TASK STATEMENT
Give back each entry word for word, but drop the images.

TASK DATA
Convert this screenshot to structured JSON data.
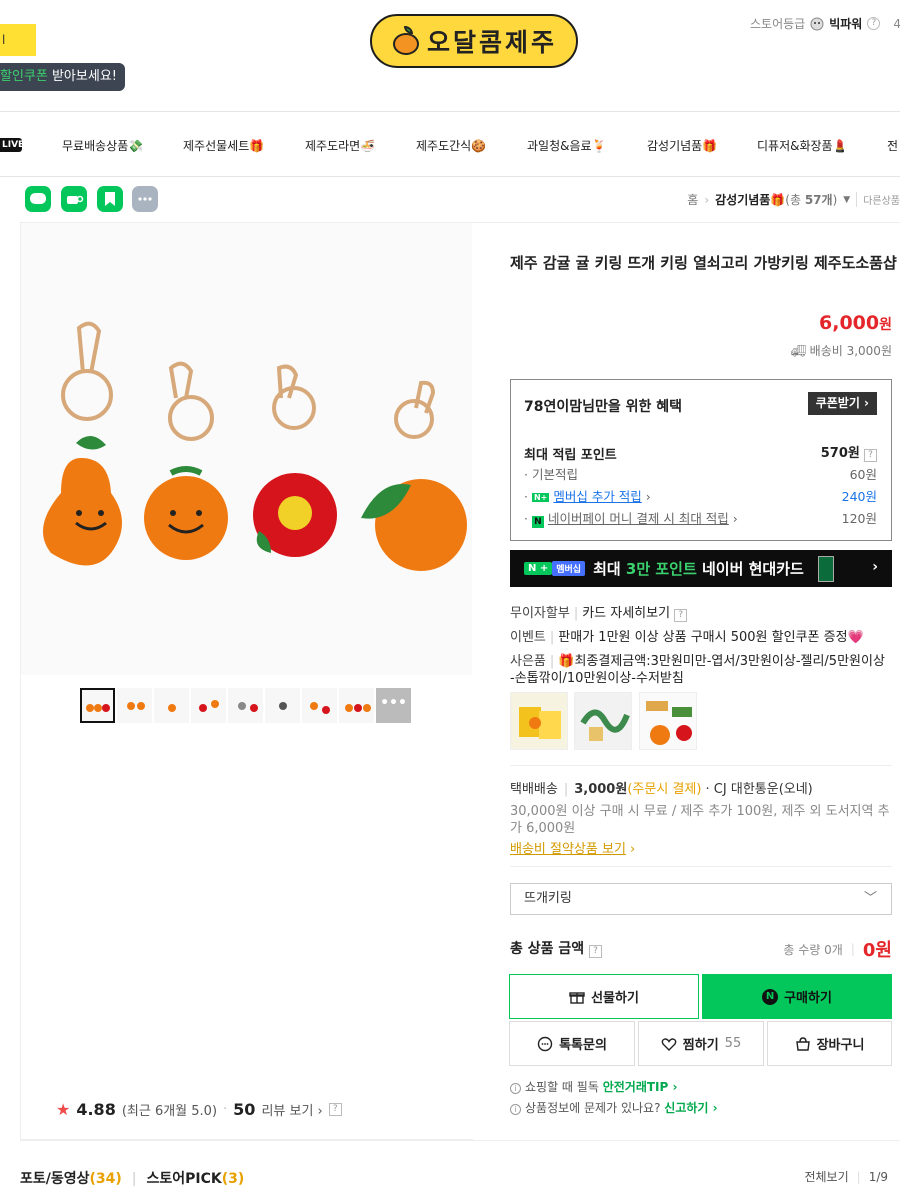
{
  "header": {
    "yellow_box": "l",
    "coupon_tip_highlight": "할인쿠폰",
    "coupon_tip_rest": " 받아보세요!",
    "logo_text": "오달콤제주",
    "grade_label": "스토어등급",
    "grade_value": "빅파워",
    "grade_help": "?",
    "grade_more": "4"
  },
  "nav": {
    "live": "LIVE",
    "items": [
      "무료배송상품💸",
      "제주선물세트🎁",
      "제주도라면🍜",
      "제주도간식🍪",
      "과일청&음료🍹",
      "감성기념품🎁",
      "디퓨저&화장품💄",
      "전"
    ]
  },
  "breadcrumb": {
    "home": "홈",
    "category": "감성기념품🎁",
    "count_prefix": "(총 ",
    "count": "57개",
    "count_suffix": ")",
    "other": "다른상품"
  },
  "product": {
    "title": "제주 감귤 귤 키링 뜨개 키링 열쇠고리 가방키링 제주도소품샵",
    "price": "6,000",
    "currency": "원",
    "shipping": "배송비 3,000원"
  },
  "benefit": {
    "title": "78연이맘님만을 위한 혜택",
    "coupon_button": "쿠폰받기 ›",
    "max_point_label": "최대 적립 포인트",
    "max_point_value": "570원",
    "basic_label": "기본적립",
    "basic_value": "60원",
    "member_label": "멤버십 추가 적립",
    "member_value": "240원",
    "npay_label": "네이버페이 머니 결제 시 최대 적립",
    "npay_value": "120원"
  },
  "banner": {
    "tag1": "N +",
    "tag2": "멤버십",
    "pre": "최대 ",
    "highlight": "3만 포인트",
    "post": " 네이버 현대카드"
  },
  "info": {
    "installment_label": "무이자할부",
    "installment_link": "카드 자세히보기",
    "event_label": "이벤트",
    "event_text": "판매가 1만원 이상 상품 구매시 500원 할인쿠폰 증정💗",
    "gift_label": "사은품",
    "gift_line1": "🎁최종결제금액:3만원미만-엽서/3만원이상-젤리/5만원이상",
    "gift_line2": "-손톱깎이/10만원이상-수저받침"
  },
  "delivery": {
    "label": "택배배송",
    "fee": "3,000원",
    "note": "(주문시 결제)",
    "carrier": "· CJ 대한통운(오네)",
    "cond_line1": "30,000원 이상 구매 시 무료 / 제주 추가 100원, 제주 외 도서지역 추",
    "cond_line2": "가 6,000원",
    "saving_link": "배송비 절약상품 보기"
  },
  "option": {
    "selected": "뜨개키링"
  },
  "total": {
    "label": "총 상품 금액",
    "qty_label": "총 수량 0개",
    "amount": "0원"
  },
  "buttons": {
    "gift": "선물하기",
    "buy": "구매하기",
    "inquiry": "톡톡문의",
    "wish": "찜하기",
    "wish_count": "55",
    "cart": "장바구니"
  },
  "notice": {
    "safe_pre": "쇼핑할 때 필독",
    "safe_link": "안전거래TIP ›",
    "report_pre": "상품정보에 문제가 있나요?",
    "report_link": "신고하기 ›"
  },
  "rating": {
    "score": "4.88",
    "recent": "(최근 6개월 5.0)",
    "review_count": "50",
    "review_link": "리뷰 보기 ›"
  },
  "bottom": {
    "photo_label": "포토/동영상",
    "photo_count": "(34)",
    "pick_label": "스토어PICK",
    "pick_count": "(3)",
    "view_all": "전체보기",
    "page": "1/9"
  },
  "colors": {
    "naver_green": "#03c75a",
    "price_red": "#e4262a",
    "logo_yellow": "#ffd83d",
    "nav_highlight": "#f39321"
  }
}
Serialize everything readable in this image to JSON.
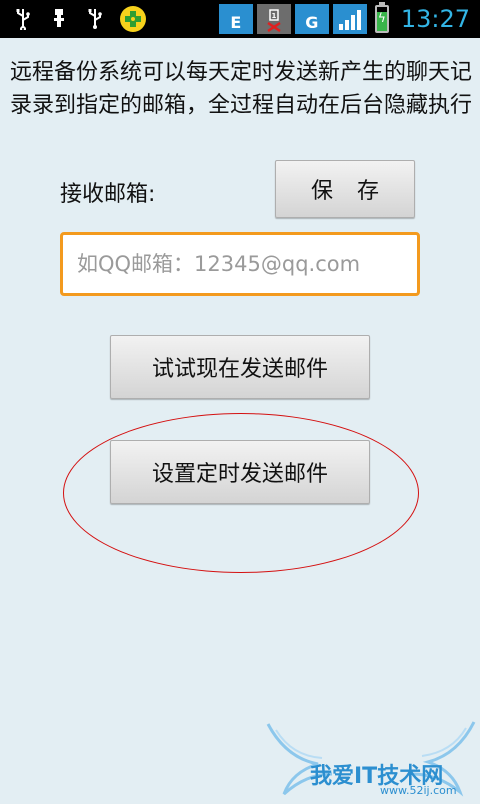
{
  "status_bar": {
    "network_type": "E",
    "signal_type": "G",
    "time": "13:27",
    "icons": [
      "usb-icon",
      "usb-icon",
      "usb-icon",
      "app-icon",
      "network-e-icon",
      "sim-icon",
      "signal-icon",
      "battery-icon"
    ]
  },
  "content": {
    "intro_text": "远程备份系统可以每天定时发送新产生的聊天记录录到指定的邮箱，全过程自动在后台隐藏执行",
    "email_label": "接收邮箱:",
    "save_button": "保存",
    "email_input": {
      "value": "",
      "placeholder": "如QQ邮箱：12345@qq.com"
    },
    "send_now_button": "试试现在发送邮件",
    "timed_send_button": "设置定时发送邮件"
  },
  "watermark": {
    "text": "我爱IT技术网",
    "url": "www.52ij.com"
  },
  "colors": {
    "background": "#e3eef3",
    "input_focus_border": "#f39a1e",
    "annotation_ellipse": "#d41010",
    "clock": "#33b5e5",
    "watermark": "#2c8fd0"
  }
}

SOLUTION
Convert this screenshot to structured JSON data.
{
  "header": {
    "yellow_box": "l",
    "coupon_tip_highlight": "할인쿠폰",
    "coupon_tip_rest": " 받아보세요!",
    "logo_text": "오달콤제주",
    "grade_label": "스토어등급",
    "grade_value": "빅파워",
    "grade_help": "?",
    "grade_more": "4"
  },
  "nav": {
    "live": "LIVE",
    "items": [
      "무료배송상품💸",
      "제주선물세트🎁",
      "제주도라면🍜",
      "제주도간식🍪",
      "과일청&음료🍹",
      "감성기념품🎁",
      "디퓨저&화장품💄",
      "전"
    ]
  },
  "breadcrumb": {
    "home": "홈",
    "category": "감성기념품🎁",
    "count_prefix": "(총 ",
    "count": "57개",
    "count_suffix": ")",
    "other": "다른상품"
  },
  "product": {
    "title": "제주 감귤 귤 키링 뜨개 키링 열쇠고리 가방키링 제주도소품샵",
    "price": "6,000",
    "currency": "원",
    "shipping": "배송비 3,000원"
  },
  "benefit": {
    "title": "78연이맘님만을 위한 혜택",
    "coupon_button": "쿠폰받기 ›",
    "max_point_label": "최대 적립 포인트",
    "max_point_value": "570원",
    "basic_label": "기본적립",
    "basic_value": "60원",
    "member_label": "멤버십 추가 적립",
    "member_value": "240원",
    "npay_label": "네이버페이 머니 결제 시 최대 적립",
    "npay_value": "120원"
  },
  "banner": {
    "tag1": "N +",
    "tag2": "멤버십",
    "pre": "최대 ",
    "highlight": "3만 포인트",
    "post": " 네이버 현대카드"
  },
  "info": {
    "installment_label": "무이자할부",
    "installment_link": "카드 자세히보기",
    "event_label": "이벤트",
    "event_text": "판매가 1만원 이상 상품 구매시 500원 할인쿠폰 증정💗",
    "gift_label": "사은품",
    "gift_line1": "🎁최종결제금액:3만원미만-엽서/3만원이상-젤리/5만원이상",
    "gift_line2": "-손톱깎이/10만원이상-수저받침"
  },
  "delivery": {
    "label": "택배배송",
    "fee": "3,000원",
    "note": "(주문시 결제)",
    "carrier": "· CJ 대한통운(오네)",
    "cond_line1": "30,000원 이상 구매 시 무료 / 제주 추가 100원, 제주 외 도서지역 추",
    "cond_line2": "가 6,000원",
    "saving_link": "배송비 절약상품 보기"
  },
  "option": {
    "selected": "뜨개키링"
  },
  "total": {
    "label": "총 상품 금액",
    "qty_label": "총 수량 0개",
    "amount": "0원"
  },
  "buttons": {
    "gift": "선물하기",
    "buy": "구매하기",
    "inquiry": "톡톡문의",
    "wish": "찜하기",
    "wish_count": "55",
    "cart": "장바구니"
  },
  "notice": {
    "safe_pre": "쇼핑할 때 필독",
    "safe_link": "안전거래TIP ›",
    "report_pre": "상품정보에 문제가 있나요?",
    "report_link": "신고하기 ›"
  },
  "rating": {
    "score": "4.88",
    "recent": "(최근 6개월 5.0)",
    "review_count": "50",
    "review_link": "리뷰 보기 ›"
  },
  "bottom": {
    "photo_label": "포토/동영상",
    "photo_count": "(34)",
    "pick_label": "스토어PICK",
    "pick_count": "(3)",
    "view_all": "전체보기",
    "page": "1/9"
  },
  "colors": {
    "naver_green": "#03c75a",
    "price_red": "#e4262a",
    "logo_yellow": "#ffd83d",
    "nav_highlight": "#f39321"
  }
}
Serialize everything readable in this image to JSON.
{
  "status_bar": {
    "network_type": "E",
    "signal_type": "G",
    "time": "13:27",
    "icons": [
      "usb-icon",
      "usb-icon",
      "usb-icon",
      "app-icon",
      "network-e-icon",
      "sim-icon",
      "signal-icon",
      "battery-icon"
    ]
  },
  "content": {
    "intro_text": "远程备份系统可以每天定时发送新产生的聊天记录录到指定的邮箱，全过程自动在后台隐藏执行",
    "email_label": "接收邮箱:",
    "save_button": "保存",
    "email_input": {
      "value": "",
      "placeholder": "如QQ邮箱：12345@qq.com"
    },
    "send_now_button": "试试现在发送邮件",
    "timed_send_button": "设置定时发送邮件"
  },
  "watermark": {
    "text": "我爱IT技术网",
    "url": "www.52ij.com"
  },
  "colors": {
    "background": "#e3eef3",
    "input_focus_border": "#f39a1e",
    "annotation_ellipse": "#d41010",
    "clock": "#33b5e5",
    "watermark": "#2c8fd0"
  }
}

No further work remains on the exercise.